Category: Tax
Satisfied Customers: 3016
Experience:  18+ years of experience in tax preparation; 25+ years of experience as a real estate/corporate paralegal.
Type Your Tax Question Here...
Barbara is online now
A new question is answered every 9 seconds

My husband and I are in the U.S. on a Permanent Residence

Customer Question

My husband and I are in the U.S. on a Permanent Residence Card. I have not worked, and he is now applying for Social Security Retirement Benefits and dMedicare. He is 69. Do I have to apply separately for Medicare, or because I am part of his application as his spouse, will I also automatically receive Medicare. Also, will we get Part B and just be billed for it?
Submitted: 1 year ago.
Category: Tax
Expert:  Lev replied 1 year ago.

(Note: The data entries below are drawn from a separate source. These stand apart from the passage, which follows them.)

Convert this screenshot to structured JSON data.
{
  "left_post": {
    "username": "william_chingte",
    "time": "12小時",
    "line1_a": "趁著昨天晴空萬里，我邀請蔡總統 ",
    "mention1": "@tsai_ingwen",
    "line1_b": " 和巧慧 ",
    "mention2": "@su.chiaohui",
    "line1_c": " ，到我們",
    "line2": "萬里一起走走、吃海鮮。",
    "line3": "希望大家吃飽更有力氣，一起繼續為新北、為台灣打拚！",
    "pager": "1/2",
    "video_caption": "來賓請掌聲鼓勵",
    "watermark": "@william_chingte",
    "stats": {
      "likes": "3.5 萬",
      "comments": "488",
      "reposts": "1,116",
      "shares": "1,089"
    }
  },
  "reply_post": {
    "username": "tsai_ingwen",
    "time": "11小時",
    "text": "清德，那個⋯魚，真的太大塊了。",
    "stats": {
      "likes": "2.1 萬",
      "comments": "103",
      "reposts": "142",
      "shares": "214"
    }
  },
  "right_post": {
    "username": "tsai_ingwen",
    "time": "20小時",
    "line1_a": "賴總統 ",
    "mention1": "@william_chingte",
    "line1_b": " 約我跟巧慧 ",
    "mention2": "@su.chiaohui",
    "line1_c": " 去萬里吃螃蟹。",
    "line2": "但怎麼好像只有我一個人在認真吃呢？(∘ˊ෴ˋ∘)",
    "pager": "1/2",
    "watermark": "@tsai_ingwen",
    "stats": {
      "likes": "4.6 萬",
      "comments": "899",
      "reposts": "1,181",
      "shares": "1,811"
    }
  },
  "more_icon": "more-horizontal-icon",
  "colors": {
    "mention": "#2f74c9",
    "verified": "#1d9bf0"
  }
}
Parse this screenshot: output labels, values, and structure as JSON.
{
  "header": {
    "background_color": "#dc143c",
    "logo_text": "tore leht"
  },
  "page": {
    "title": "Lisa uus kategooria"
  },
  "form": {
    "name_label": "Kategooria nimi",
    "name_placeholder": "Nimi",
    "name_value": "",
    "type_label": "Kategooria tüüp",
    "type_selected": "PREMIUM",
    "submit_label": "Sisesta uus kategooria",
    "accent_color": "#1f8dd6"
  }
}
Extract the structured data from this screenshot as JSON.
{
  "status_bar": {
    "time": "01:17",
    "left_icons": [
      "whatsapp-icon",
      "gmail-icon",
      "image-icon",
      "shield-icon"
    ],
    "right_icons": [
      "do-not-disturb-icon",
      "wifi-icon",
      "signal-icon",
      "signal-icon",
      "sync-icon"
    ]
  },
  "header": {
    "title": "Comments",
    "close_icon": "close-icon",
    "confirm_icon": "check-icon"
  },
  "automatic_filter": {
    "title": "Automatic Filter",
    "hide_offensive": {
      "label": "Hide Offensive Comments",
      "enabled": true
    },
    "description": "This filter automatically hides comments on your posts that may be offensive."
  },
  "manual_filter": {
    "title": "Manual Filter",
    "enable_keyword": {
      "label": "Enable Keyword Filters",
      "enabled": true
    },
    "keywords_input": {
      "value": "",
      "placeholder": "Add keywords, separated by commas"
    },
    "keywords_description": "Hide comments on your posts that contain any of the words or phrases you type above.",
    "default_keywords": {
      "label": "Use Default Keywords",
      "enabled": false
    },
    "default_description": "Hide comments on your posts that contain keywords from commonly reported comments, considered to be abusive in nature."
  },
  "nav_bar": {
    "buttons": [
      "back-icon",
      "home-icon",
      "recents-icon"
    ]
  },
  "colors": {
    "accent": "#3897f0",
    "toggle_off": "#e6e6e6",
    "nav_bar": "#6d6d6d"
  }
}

Yes - each of you have to file separate application.

you may qualify based on your spouse's earning record.

You need to be at least 65 to qualify for Medicare and at least 62 to qualify for social security benefits..

Expert:  Barbara replied 1 year ago.

Different expert here - thank you for requesting me and please allow me to provide you with some additional, important information.

Generally, you’re eligible for Medicare Part A if you’re 65 years old and have been a legal resident of the U.S. for at least five years. In fact, the government will automatically enroll you in Medicare Part A at no cost when you reach 65.

If you’re already receiving Social Security or Railroad Retirement benefits, all you need to do is check your mail for your Medicare card, which should automatically arrive in the mail three months prior to your 65th birthday (or the 25th month of a disability).

If you’re not already receiving Social Security or Railroad Retirement benefits, you’ll need to enroll in Medicare during a seven-month open enrollment window that includes the three months before the month you turn 65, the month you turn 65, and the three following months.

Sound good? It’s even better if you don’t have to pay a premium for Part A coverage, which is the case for most people. You’re eligible to receive Part A coverage premium-free if:

  • You are 65 and you or your spouse has paid Medicare taxes for at least 10 years.
  • You’re not yet 65, but you’re disabled and you’ve been receiving Social Security benefits or Railroad Retirement Board disability benefits for two years.
  • You have end-stage renal disease (ESRD) and are receiving dialysis.
  • You have amylotrophic lateral sclerosis (ALS) and are eligible for Social Security Disability Insurance.

The following link contains additional information you will find helpful:

Please let me know if I can assist you further.

Thank you and best regards,


Expert:  Barbara replied 1 year ago.

Just following up with you to see if you have any other questions or concerns. If so, please come back to me here, and I will be happy to assist you.

Best regards,


Related Tax Questions